Plan to build housing on contaminated Bishop Tube site in Chester County faces major setback
A board has ruled amendments to an agreement that would have allowed developer Brian O’Neill to build housing on the contaminated Bishop Tube site in Chester County site are “arbitrary and capricious.”
A Pennsylvania environmental board has essentially scrapped two state actions that would have paved the way for developer Brian O’Neill to build housing on a contaminated Chester County site.
The ruling on Friday appears to be a major setback for Constitution Drive Partners, a limited partnership involving O’Neill. The company wants to build housing at the defunct Bishop Tube site, contaminated by a variety of hazardous compounds.
The Pennsylvania Environmental Hearing Board concluded that amendments to an agreement with the developer stretching back to 2007 and 2010 not only are “arbitrary and capricious, ” but also “are void."
“This is yet another environmental David and Goliath story,” said Maya van Rossum, leader of the Delaware Riverkeeper Network.
The Delaware Riverkeeper Network filed a legal challenge to the amendments granted by the state Department of Environmental Protection. The amendments would have allowed Constitution Drive Partners to develop the 13.7-acre Bishop Tube site on Malin Road in Frazer, East Whiteland Township, after some cleanup.

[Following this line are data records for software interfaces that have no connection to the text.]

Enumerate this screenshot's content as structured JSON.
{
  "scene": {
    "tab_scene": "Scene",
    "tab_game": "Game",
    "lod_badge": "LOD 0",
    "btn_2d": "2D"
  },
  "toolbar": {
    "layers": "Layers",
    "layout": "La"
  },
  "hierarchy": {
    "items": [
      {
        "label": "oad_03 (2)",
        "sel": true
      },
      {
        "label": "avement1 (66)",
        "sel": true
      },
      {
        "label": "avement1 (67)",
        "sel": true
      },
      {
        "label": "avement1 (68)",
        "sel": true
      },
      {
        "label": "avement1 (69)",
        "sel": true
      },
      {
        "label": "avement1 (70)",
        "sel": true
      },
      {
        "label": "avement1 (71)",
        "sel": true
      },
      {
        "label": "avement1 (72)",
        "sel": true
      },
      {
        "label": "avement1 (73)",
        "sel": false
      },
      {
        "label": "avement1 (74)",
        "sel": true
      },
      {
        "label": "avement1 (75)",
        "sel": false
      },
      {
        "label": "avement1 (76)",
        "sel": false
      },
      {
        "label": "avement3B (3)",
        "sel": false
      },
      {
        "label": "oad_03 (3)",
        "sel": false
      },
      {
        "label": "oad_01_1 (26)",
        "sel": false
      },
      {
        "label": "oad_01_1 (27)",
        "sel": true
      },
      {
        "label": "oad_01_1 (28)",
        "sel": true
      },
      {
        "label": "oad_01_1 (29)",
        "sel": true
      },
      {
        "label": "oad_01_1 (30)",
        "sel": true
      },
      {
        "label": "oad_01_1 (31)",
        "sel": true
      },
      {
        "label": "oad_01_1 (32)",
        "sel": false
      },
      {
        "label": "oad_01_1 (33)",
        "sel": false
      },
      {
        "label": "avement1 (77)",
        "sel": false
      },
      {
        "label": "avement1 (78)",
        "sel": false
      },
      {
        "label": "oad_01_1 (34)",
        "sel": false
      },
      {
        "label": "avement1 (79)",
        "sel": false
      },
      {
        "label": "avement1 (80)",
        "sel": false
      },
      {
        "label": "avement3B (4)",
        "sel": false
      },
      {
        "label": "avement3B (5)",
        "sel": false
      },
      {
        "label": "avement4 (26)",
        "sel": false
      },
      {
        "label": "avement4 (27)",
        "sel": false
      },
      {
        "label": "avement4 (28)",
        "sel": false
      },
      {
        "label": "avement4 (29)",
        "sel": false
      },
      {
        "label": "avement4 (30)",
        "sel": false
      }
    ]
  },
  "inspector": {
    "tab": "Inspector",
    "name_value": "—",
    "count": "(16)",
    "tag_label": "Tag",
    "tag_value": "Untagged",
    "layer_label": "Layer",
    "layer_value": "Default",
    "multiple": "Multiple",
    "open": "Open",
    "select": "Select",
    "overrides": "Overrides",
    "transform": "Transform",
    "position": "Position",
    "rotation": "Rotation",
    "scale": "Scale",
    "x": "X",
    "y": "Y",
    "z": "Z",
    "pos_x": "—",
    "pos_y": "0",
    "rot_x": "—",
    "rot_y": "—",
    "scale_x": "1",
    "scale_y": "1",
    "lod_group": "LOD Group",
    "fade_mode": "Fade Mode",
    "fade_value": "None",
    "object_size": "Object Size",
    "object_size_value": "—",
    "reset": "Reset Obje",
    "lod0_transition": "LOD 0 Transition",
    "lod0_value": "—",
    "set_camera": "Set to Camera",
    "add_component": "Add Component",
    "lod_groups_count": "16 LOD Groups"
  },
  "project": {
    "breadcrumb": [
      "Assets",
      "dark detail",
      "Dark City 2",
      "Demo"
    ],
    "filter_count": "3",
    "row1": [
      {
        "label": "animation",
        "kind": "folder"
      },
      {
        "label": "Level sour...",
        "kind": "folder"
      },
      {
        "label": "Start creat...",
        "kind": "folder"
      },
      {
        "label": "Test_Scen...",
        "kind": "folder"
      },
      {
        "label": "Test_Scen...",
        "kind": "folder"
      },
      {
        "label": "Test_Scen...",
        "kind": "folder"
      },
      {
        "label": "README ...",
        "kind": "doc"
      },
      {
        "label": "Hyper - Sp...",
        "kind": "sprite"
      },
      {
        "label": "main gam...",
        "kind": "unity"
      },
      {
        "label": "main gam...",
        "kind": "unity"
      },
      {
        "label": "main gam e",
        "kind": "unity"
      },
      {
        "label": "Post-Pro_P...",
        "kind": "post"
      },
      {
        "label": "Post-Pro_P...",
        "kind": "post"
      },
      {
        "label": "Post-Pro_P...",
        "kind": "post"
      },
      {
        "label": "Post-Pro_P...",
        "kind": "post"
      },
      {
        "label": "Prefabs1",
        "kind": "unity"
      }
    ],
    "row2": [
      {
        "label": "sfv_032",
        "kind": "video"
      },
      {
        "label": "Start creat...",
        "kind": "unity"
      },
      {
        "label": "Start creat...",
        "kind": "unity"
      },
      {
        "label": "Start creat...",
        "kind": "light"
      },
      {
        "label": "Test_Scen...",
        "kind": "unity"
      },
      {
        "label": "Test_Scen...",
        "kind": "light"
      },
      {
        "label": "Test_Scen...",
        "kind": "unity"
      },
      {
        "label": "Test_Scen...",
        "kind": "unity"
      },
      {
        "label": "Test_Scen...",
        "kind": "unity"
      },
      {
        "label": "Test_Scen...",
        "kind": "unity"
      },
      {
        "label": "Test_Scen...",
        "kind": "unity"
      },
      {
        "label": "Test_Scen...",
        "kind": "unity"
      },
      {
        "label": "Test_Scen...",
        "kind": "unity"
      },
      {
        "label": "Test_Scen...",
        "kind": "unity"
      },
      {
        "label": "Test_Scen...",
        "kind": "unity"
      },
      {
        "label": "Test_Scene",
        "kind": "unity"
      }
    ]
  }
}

Bishop Tube was a manufacturing operation that began in the 1950s and left behind hazardous substances, including trichloroethene or TCE, in the process of making stainless steel and other metals into tubes and pipes. The DEP collected evidence that TCE permeated soil and groundwater in the mid-1960s. Monitoring wells have also found levels of fluoride, chromium, and nickel that exceeded standards. Other chemicals have also been detected at the site.
The property is listed as a hazardous site under the state’s Hazardous Sites Cleanup Act.
Constitution Drive Partners did not pollute the site. Rather, it purchased it from the Central and Western Chester County Industrial Development Authority as part of a brownfield redevelopment plan.
Representatives for O’Neill Properties Group could not be reached immediately to comment.
Elizabeth Rementer, a spokesperson for the DEP, said the agency is still reviewing the decision and determining next steps.
On Friday, the board agreed with the environmentalists that the two amendments to an initial agreement with Constitution Drive Partners to clean up and develop the site were not properly executed because two key factors never spelled out to the public had changed.
The board said the DEP failed to inform the public that technology installed to control air and soil pollution at the site had been damaged and never repaired. Nor did it announce that the site’s zoning had been changed from commercial to residential after the initial agreement. The environmental board also took the DEP to task for an “egregiously late public notice” made years after the facts emerged.
The board said it did not “wish to erect unnecessary barriers to cleaning up a site or discourage innocent purchasers from contributing to cleaning up and redeveloping contaminated property.” In its response to the board during the appeal, the DEP blamed part of its failure on administrative oversight.
The Environmental Hearing Board, though not part of the judicial branch of state government, operates as a court. It was set up for people and corporations to appeal DEP actions. It is composed of five administrative law judges.
Even East Whiteland officials, who approved the residential zoning change in 2014, questioned why the change had been left out of the amendments.
“As DEP is aware, the proposed use of the site is now residential,” East Whiteland officials wrote. “How will DEP address this change of use at the site within the context of the existing [agreement], which was based upon a non-residential use of the site?” The officials noted that residential use requires “more stringent remediation standards.”
Nevertheless, the DEP approved both amendments and never mentioned the zoning change.
Relations between the Delaware Riverkeeper Network and O’Neill have grown rancorous over the years. O’Neill sued the nonprofit network in a case that was eventually dismissed.
The Riverkeeper Network’s mission is to protect the Delaware River Watershed, meaning all the land and waterways that ultimately feed into the river. Bishop Tube is bordered by Little Valley Creek, part of the watershed.
The Riverkeeper Network has also filed separate legal action against the DEP over the cleanup and believes the site still poses a health risk.